Alexis Destoop, Northern Drift, Barents Spektakel, Kirkenes
Before 2020 turned into what we will always remember as “2020,” I was in Kirkenes for the art and culture festival Barents Spektakel, where I represented Norway in the exhibition Spy DIY, on tour from Electromuseumin Moscow. As part of the extensive and impressive programme, Barents Spektakel had invited a number of artists to create and show site-related works in Kirkenes, with Belgian artist Alexis Destoop among them. In his film, set in the Norwegian-Russian border areas in the Arctic, a narrator’s voice from the future presents us with the past and present. Traces of Soviet Futurism in the Arctic tundra, American imperialism, and the gloomy and paranoid state of affairs that threatens to militarise conflicts about resources – all these things form the backdrop of my most powerful art experience of 2020.

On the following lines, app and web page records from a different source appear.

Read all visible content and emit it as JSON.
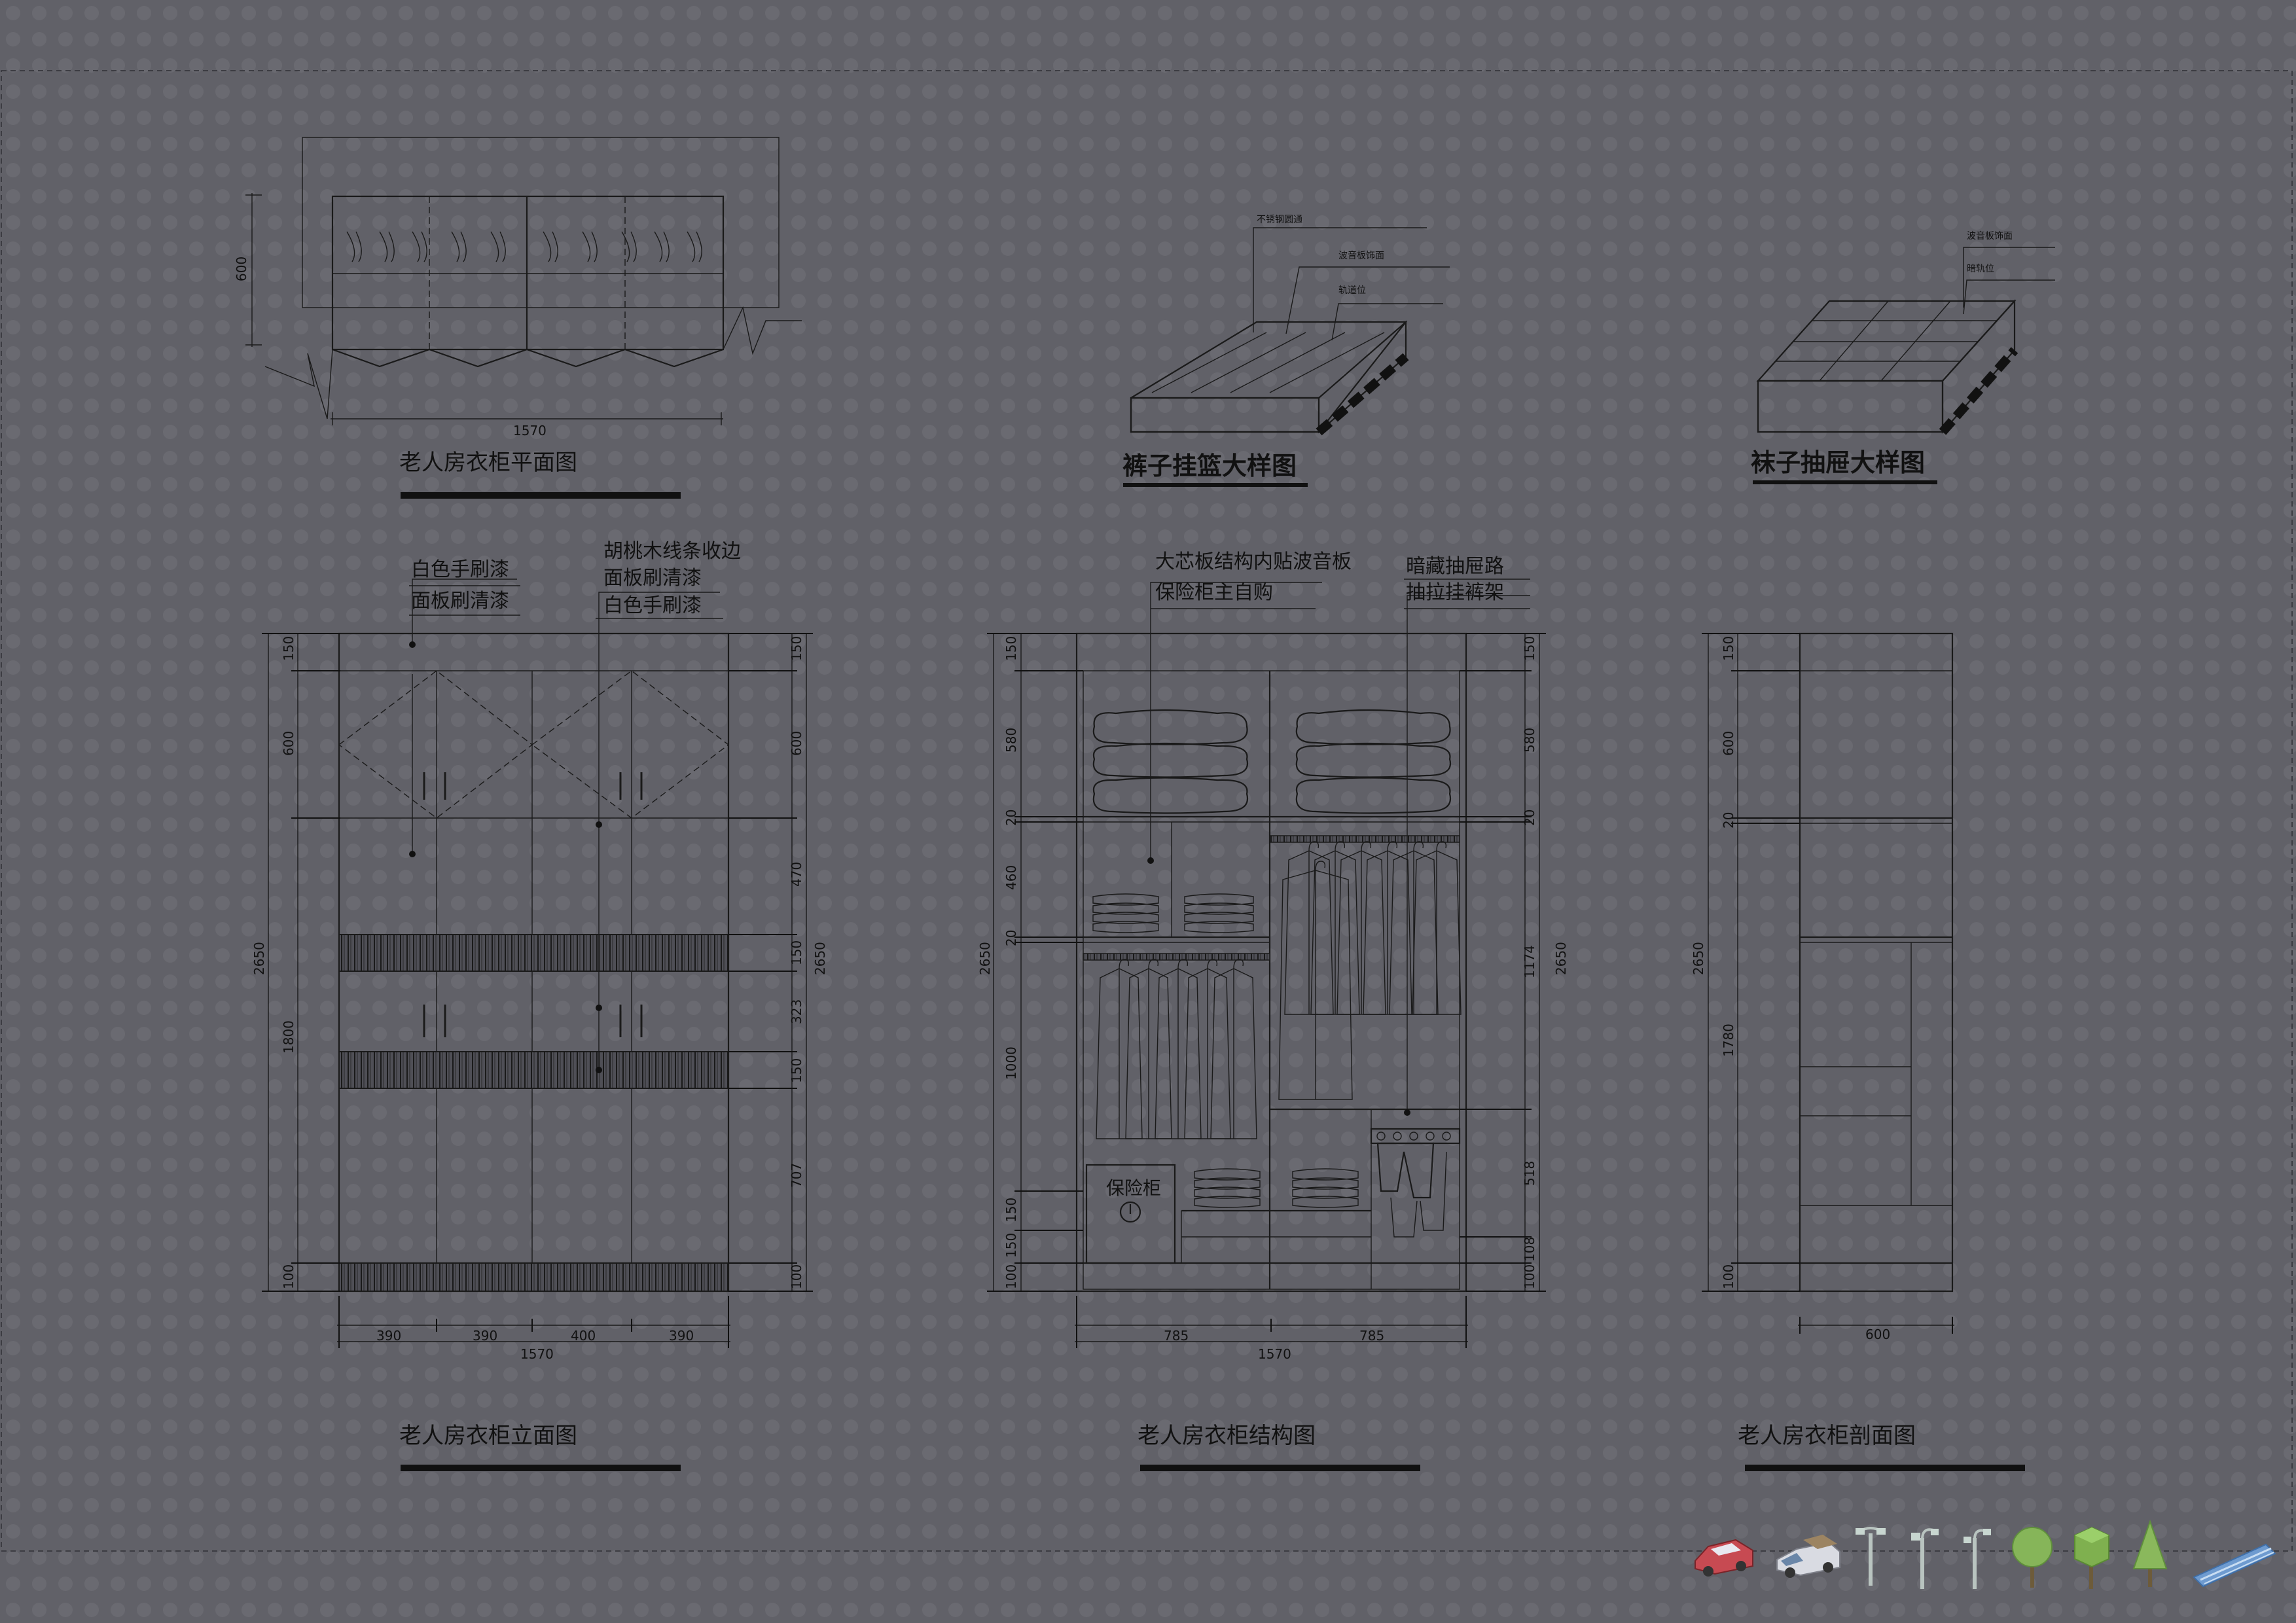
{
  "drawings": {
    "plan": {
      "title": "老人房衣柜平面图",
      "width_dim": "1570",
      "depth_dim": "600"
    },
    "pants_basket": {
      "title": "裤子挂篮大样图",
      "notes": [
        "不锈钢圆通",
        "波音板饰面",
        "轨道位"
      ]
    },
    "sock_drawer": {
      "title": "袜子抽屉大样图",
      "notes": [
        "波音板饰面",
        "暗轨位"
      ]
    },
    "elevation": {
      "title": "老人房衣柜立面图",
      "left_notes": [
        "白色手刷漆",
        "面板刷清漆"
      ],
      "right_notes": [
        "胡桃木线条收边",
        "面板刷清漆",
        "白色手刷漆"
      ],
      "left_dims": [
        "150",
        "600",
        "1800",
        "100"
      ],
      "left_total": "2650",
      "right_dims": [
        "150",
        "600",
        "470",
        "150",
        "323",
        "150",
        "707",
        "100"
      ],
      "right_total": "2650",
      "bottom_dims": [
        "390",
        "390",
        "400",
        "390"
      ],
      "bottom_total": "1570"
    },
    "structure": {
      "title": "老人房衣柜结构图",
      "notes_left": [
        "大芯板结构内贴波音板",
        "保险柜主自购"
      ],
      "notes_right": [
        "暗藏抽屉路",
        "抽拉挂裤架"
      ],
      "safe_label": "保险柜",
      "left_dims": [
        "150",
        "580",
        "20",
        "460",
        "20",
        "1000",
        "150",
        "150",
        "100"
      ],
      "left_total": "2650",
      "right_dims": [
        "150",
        "580",
        "20",
        "1174",
        "518",
        "108",
        "100"
      ],
      "right_total": "2650",
      "bottom_dims": [
        "785",
        "785"
      ],
      "bottom_total": "1570"
    },
    "section": {
      "title": "老人房衣柜剖面图",
      "left_dims": [
        "150",
        "600",
        "20",
        "1780",
        "100"
      ],
      "left_total": "2650",
      "bottom_dim": "600"
    }
  },
  "toolbar_icons": [
    "car-icon",
    "van-icon",
    "street-lamp-double-icon",
    "street-lamp-single-icon",
    "street-lamp-triple-icon",
    "round-tree-icon",
    "cube-tree-icon",
    "cone-tree-icon",
    "glass-panel-icon"
  ],
  "colors": {
    "background": "#616168",
    "line": "#1a1a1a"
  }
}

The trial against Laila Bertheussen, Oslo District Court
The trial against the former Norwegian minister of justice’s live-in partner started as a piece of post-dramatic theatre at Black Box at the end of 2018 and went on to dominate the news throughout 2019 before ending this year in a farce where the defendant’s zany self-designed handbags came across as quasi-artistic meta-comments. The trial uncovered a secret network of right-wing extremists who had conspired against Ways of Seeing and the Black Box theatre. For a while, this network included both Norway’s minister of justice and minister of public security, and in the meantime, the artists were charged, had search warrants issued against them, and were criticised by the prime minister on national TV. Being a right-wing extremist has become so widespread among the Norwegian social elite that it is no longer considered right-wing extremism; it’s the new normal. And that was basically what Ways of Seeing was all about. The verdict will be passed in 2021.
Juan Andrés Milanes Benito, Potemkin Village, Noplace and National Museum – Architecture, Oslo
The passionate people behind the artist-run gallery Noplace were behind what may have been Oslo’s most interesting site-specific artwork in 2020. In a time-consuming process based on 3D models generated using photogrammetry, Juan Andrés Milanes Benito copied and crafted details of the façade of the National Museum – Architecture and placed the result in front of the museum like a kind of inverted Potemkin village. The strange installation prompted an equally strange (if not more so) reaction in Aftenposten’s art critic, who claimed that Potemkin Village was “ugly,” “superficial nonsense,” and “art at its worst.” According to the reviewer, it took “20 seconds to see it.” Accordingly, he failed to see that the artist had, through an extremely demanding sculptural process, created a thought-provoking work about alienation.
– Anders Eiebakke is a visual artist living in Oslo. His work has been shown at Manifesta 8, The Shadow of War: Political Art in Norway 1914–2014 at Kunstnernes Hus, and PAM 18. In 2020, he created the video work The Park for Fotogalleriet in Oslo. Currently, his temporary work Datamirror for Künst im öffentlichen Raum, made in collaboration with Nando Schneider, is on show in Munich.
For this year’s contributions to Kunstkritikk’s Advent Calendar, see here.